Speaking with The Hollywood Reporter, Alex Kurtzman - surely the busiest producer in Hollywood right now with more print coverage at the moment than Brexit - talks season two Discovery, which got off to a blistering start last week with 'Brother', an episode which lays out the template for the rest of the season.
Among other topics, Kurtzman talks about that distinct openig scene and its relevance to the episode and the season.
The premiere opens with Michael Burnham (Sonequa Martin-Green) sharing an African folktale about a girl who created the Milky Way by throwing ash into the air. This is happening over footage of the planets from the Cassini spacecraft, a throwback considering the intergalactic wonders viewers used to seeing on Star Trek.
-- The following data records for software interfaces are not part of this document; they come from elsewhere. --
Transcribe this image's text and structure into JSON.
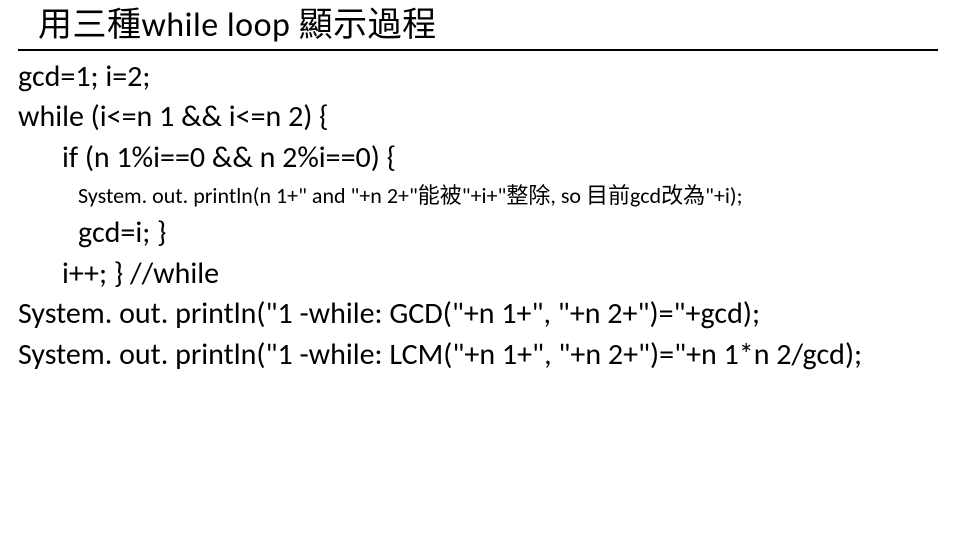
{
  "title": "用三種while loop 顯示過程",
  "lines": {
    "l1": "gcd=1; i=2;",
    "l2": "while (i<=n 1 && i<=n 2) {",
    "l3": "if (n 1%i==0 && n 2%i==0) {",
    "l4": "System. out. println(n 1+\" and \"+n 2+\"能被\"+i+\"整除, so 目前gcd改為\"+i);",
    "l5": "gcd=i; }",
    "l6": "i++; } //while",
    "l7": "System. out. println(\"1 -while: GCD(\"+n 1+\", \"+n 2+\")=\"+gcd);",
    "l8": "System. out. println(\"1 -while: LCM(\"+n 1+\", \"+n 2+\")=\"+n 1*n 2/gcd);"
  }
}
Why open the season that way?
What I love about that opening is that it jumps you to this incredible bird’s eye view perspective on how small we are in the universe, and how massive the cosmos are. The show is called Discovery for a reason. Burnham is going to be wrestling this season with her place in the universe and what her purpose is. Spock (Ethan Peck) is doing the same. I love the idea of speaking from a perspective past the experiences that she’s having in the premiere. Looking on her life and realizing, “I dismissed something as a story without recognizing how incredibly meaningful it would become to me in the future.” It felt like a very emotional perspective and a different way to begin our season, especially with the footage from Cassini. It’s archaic, the old way we used to look at space. Look how we evolved; look at how our understanding of and our place in the universe changes. I felt that was all embedded in that story, and I loved the visuals and emotional representation.
It's a fascinating interview that touches on all of the many elements that season two's opening episode has already set up, so head across for a read.